**INSTRUCTIONS TO FOLLOW:** Which lines below hold the word "selected"? Report each one.

--- AVAILABLE RECORDS Enclosed Below ---

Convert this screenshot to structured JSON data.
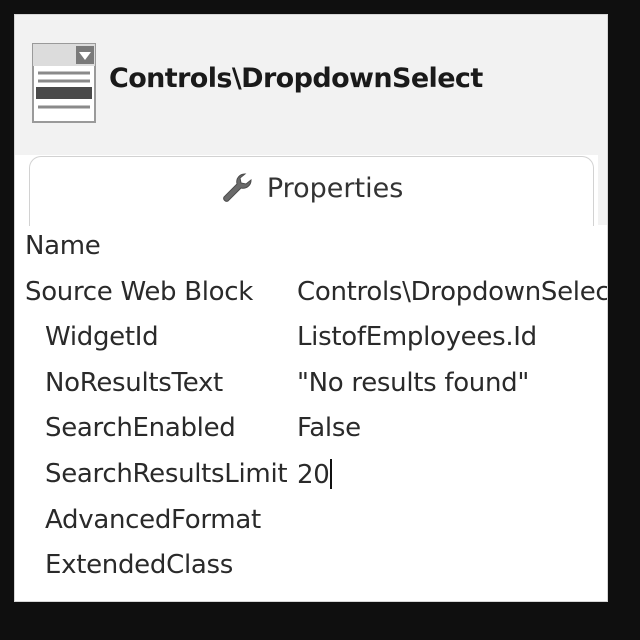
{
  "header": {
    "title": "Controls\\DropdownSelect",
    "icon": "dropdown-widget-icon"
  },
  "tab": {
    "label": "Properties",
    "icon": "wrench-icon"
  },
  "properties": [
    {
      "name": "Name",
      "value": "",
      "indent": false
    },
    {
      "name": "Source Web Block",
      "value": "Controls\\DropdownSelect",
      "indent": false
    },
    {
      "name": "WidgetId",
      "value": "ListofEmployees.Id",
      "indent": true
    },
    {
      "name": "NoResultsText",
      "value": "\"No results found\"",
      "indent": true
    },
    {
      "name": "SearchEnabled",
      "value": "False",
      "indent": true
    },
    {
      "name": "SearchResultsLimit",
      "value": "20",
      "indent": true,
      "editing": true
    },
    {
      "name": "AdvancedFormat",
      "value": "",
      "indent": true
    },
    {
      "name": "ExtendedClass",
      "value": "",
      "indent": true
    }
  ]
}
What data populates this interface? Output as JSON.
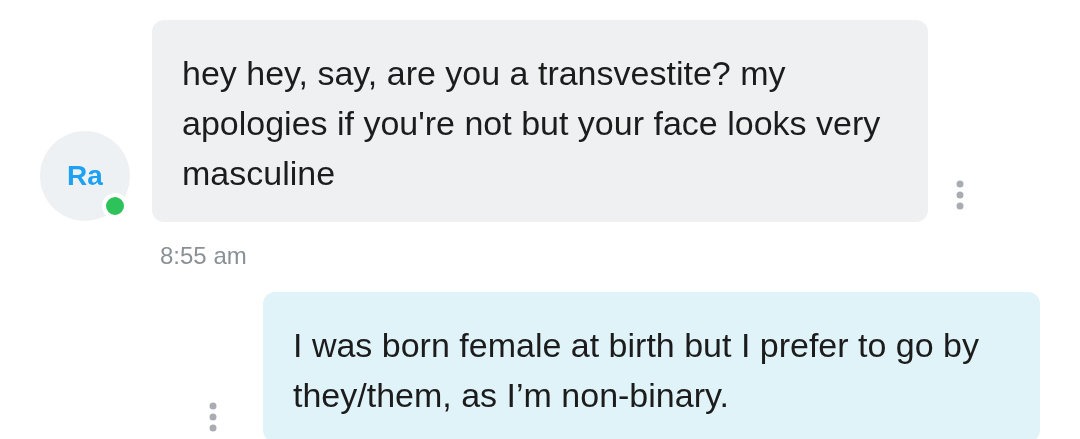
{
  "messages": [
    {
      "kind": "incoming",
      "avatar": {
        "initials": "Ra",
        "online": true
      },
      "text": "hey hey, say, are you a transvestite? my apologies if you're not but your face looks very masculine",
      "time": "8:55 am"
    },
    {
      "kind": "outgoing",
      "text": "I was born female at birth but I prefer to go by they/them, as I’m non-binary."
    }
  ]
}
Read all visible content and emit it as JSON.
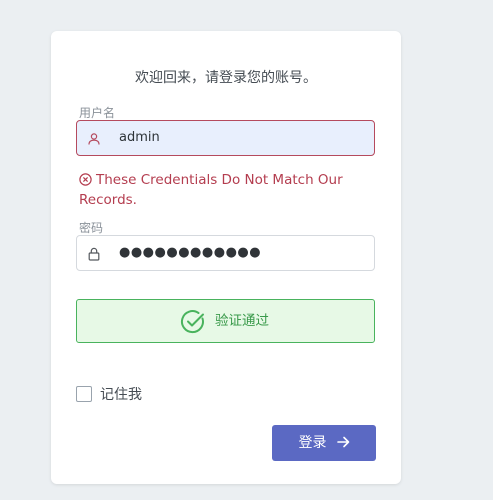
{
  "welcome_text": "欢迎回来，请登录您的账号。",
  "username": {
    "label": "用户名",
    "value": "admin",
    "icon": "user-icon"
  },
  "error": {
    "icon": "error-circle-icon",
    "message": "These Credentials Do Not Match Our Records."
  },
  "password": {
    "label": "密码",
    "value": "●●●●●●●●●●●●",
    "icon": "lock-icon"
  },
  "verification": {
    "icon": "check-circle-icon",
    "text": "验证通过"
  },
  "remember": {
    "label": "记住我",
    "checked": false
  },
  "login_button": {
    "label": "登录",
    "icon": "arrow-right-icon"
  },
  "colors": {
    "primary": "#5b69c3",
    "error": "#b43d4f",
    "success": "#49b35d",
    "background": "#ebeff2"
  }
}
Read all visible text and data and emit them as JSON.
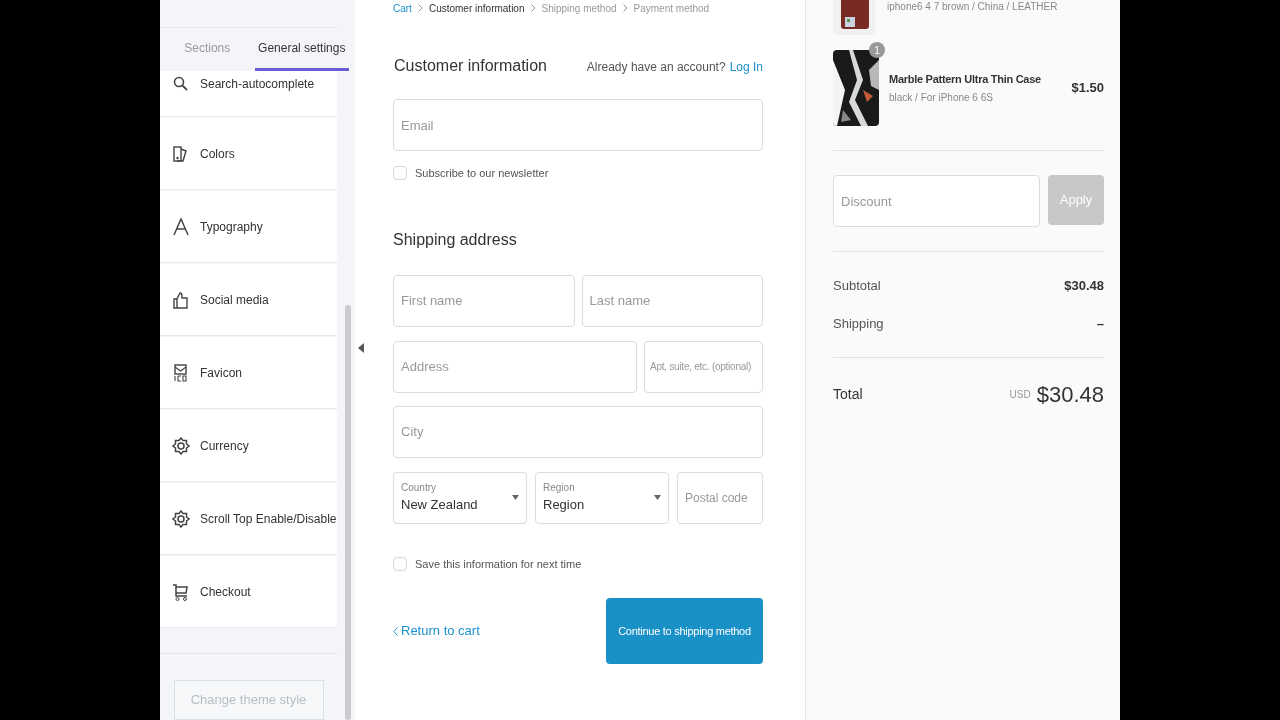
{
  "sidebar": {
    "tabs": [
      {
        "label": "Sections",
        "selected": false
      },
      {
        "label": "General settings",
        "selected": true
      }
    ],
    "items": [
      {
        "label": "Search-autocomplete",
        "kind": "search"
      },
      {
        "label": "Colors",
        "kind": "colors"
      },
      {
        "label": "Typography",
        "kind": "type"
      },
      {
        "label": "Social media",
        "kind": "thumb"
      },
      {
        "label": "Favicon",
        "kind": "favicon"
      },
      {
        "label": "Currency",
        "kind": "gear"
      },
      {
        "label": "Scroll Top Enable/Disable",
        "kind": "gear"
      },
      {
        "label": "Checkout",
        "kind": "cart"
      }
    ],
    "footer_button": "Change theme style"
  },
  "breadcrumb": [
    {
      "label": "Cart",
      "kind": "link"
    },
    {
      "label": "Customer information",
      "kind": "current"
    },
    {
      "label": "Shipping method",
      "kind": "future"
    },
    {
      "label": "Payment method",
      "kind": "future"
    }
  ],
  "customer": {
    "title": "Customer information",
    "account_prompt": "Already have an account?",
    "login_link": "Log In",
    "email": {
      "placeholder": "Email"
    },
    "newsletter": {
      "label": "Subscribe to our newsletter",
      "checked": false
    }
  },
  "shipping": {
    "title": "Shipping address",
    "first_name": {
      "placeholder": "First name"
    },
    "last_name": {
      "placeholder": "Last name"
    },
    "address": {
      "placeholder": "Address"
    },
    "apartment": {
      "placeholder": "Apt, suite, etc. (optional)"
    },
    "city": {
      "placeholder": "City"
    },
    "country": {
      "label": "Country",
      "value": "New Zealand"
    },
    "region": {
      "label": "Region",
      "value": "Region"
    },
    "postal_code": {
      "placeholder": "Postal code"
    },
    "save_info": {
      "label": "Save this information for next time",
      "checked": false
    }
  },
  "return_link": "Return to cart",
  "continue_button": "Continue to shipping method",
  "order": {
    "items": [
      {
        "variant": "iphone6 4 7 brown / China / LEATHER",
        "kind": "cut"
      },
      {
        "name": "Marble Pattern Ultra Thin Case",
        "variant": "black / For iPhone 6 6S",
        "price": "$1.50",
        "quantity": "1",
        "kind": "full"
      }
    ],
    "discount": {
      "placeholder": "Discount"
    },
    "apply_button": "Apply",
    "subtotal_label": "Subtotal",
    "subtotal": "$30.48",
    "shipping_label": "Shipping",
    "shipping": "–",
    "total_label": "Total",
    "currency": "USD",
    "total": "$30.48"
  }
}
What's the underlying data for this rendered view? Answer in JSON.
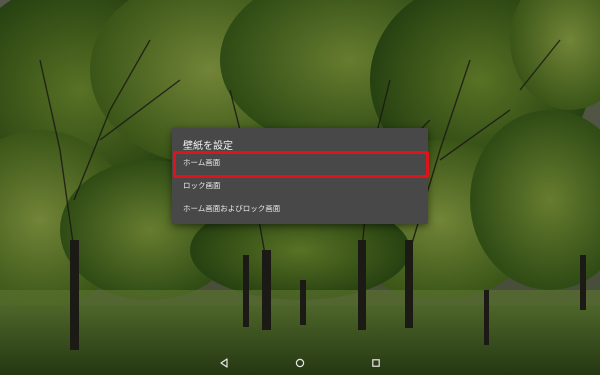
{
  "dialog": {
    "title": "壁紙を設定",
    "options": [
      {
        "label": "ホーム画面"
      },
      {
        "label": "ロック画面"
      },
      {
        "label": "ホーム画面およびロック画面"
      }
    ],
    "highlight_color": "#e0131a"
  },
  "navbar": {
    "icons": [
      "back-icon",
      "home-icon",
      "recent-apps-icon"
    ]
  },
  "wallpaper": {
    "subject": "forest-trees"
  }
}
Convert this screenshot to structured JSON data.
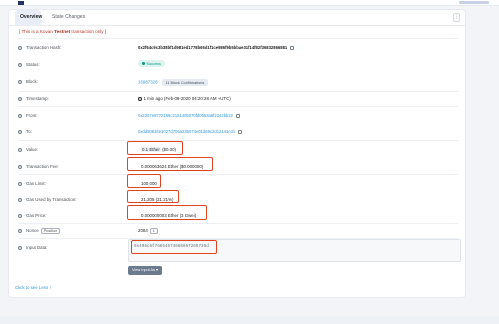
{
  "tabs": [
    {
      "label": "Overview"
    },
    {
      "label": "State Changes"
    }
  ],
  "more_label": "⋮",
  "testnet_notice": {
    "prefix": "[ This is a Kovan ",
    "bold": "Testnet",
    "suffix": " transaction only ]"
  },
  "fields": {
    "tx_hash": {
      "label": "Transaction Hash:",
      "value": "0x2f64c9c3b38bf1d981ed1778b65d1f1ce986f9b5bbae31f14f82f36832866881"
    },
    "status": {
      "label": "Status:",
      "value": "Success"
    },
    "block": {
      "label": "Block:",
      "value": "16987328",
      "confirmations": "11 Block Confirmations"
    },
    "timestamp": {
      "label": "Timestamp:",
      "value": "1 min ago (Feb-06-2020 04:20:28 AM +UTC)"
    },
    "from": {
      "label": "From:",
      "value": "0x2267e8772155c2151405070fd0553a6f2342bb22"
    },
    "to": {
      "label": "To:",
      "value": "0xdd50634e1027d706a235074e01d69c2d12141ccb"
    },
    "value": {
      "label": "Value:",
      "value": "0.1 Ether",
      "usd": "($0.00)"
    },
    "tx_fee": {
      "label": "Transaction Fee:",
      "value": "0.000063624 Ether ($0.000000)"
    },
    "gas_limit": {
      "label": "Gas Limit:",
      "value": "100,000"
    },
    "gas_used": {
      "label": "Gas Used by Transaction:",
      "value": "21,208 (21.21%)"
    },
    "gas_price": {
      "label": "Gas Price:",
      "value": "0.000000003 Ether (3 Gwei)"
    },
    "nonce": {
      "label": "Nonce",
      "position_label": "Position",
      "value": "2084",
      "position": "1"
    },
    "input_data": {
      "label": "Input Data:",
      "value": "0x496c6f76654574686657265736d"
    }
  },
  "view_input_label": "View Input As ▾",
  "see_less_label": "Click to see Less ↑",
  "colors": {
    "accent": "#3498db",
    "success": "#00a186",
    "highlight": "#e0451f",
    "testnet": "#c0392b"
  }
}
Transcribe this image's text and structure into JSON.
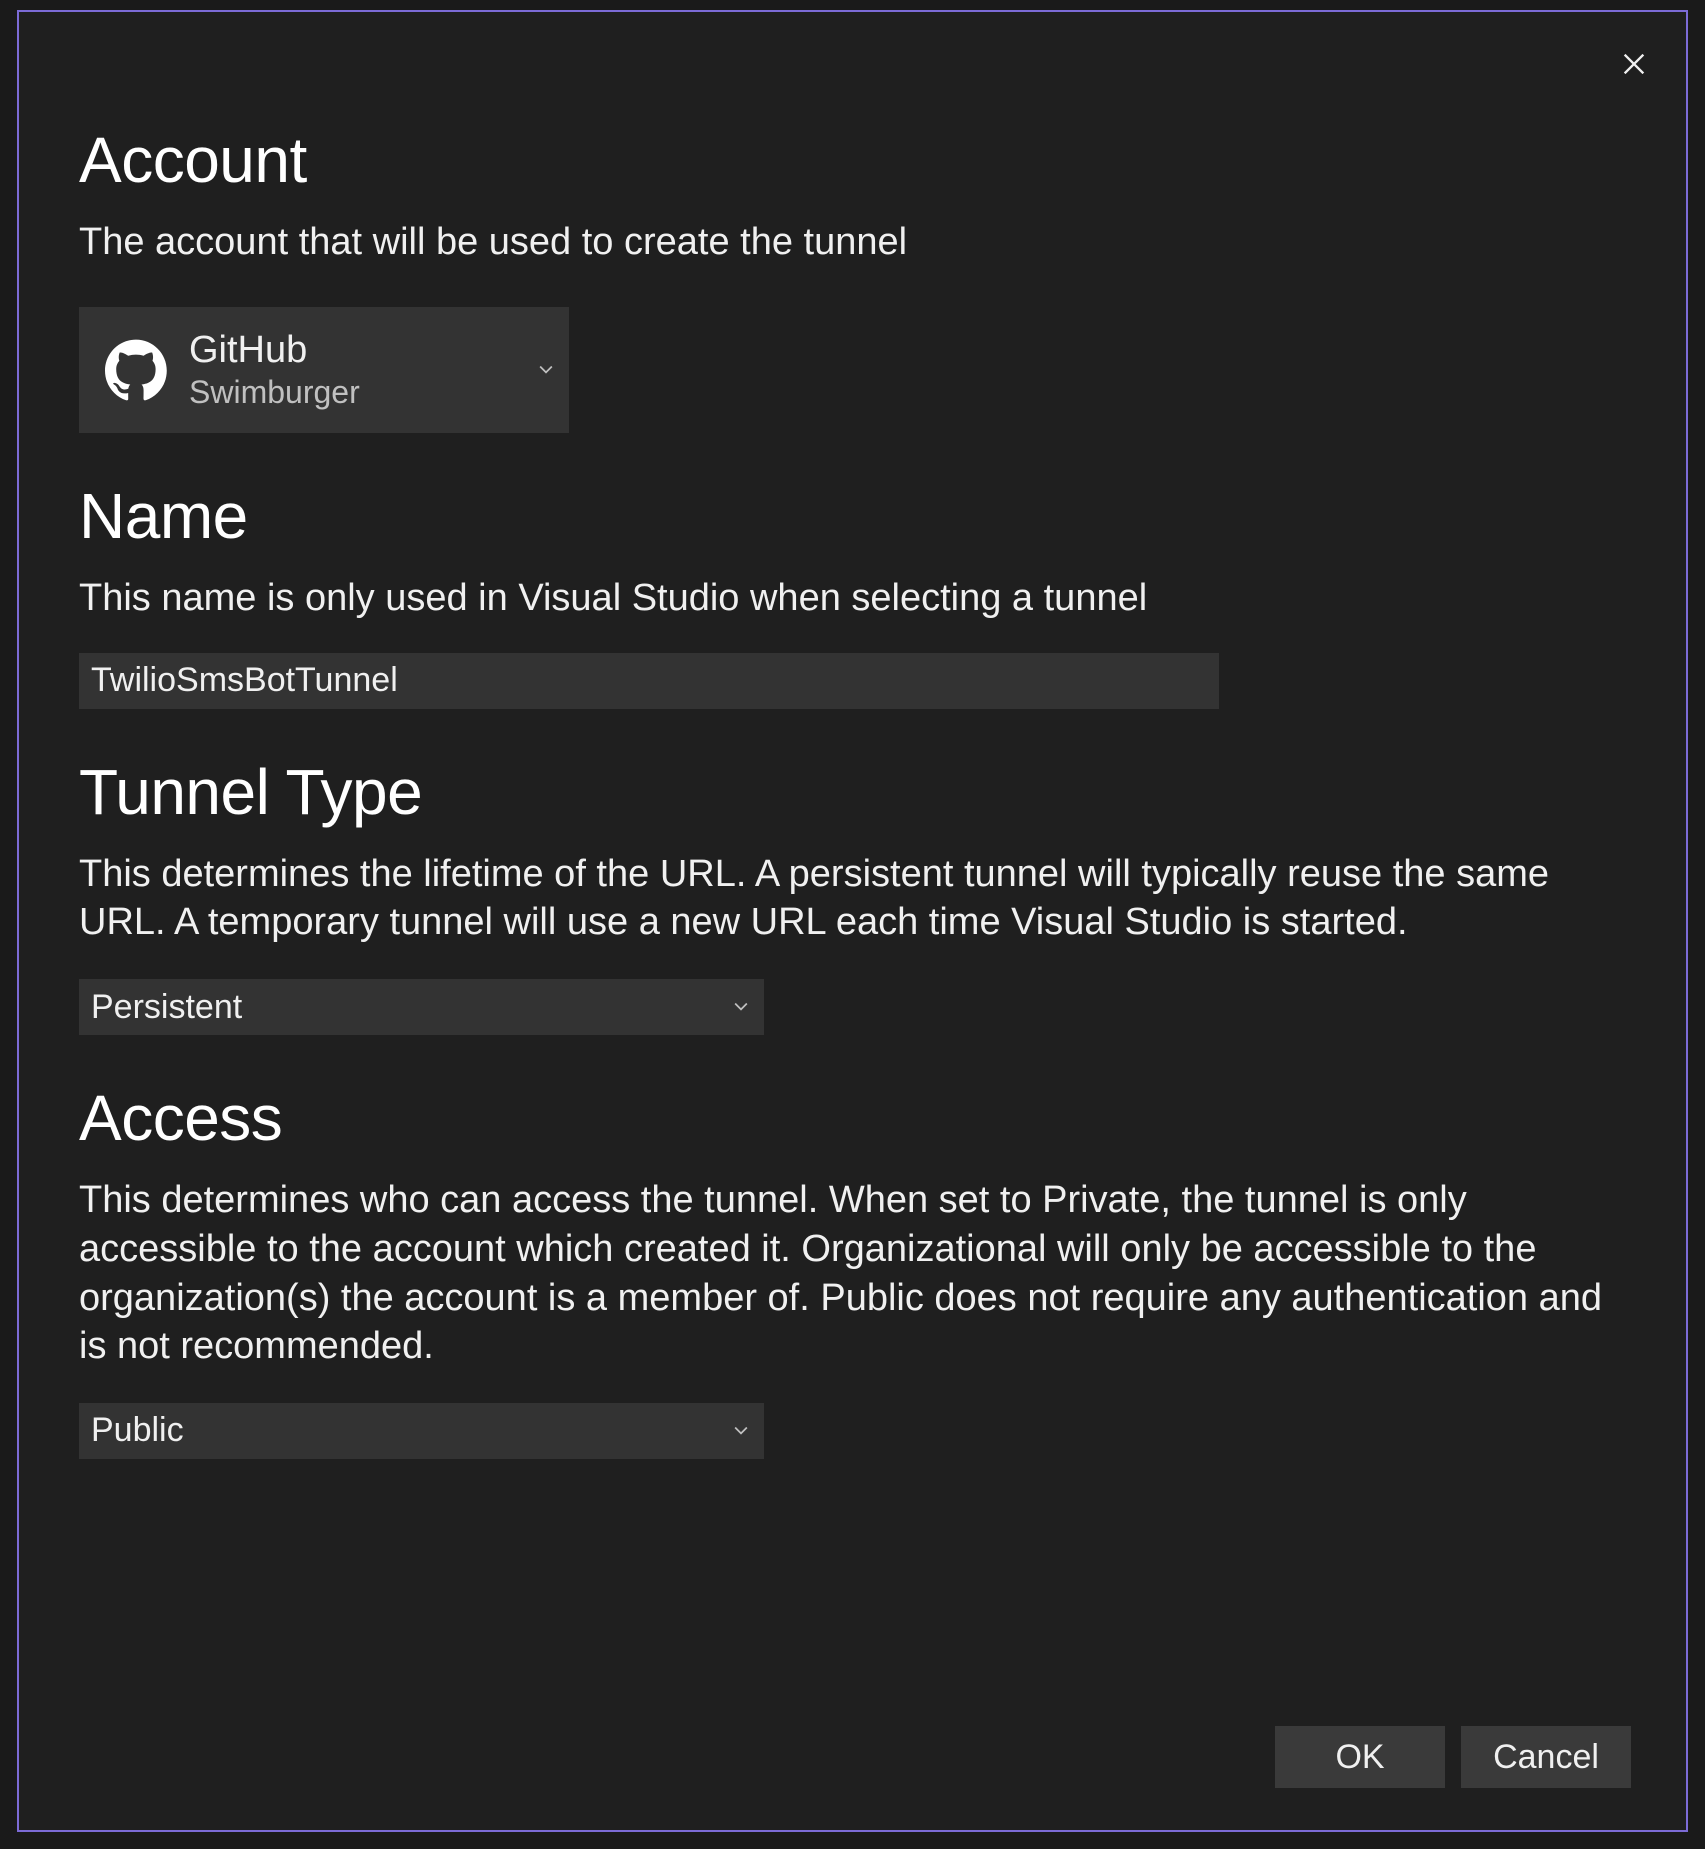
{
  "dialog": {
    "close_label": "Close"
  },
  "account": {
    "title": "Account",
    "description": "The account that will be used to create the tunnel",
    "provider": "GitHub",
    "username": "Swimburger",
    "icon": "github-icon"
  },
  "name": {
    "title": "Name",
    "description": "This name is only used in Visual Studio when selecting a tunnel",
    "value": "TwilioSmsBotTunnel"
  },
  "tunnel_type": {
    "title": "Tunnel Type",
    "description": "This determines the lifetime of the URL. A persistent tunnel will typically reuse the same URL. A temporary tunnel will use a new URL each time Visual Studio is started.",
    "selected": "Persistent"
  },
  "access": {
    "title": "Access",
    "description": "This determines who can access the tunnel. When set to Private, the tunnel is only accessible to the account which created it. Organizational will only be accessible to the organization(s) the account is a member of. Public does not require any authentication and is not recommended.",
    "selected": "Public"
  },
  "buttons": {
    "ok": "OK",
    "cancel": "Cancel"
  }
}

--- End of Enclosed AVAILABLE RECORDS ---

**EXERCISE RESULT:**
        "selected": false
        "selected": true
    "selected": "Persistent"
    "selected": "Public"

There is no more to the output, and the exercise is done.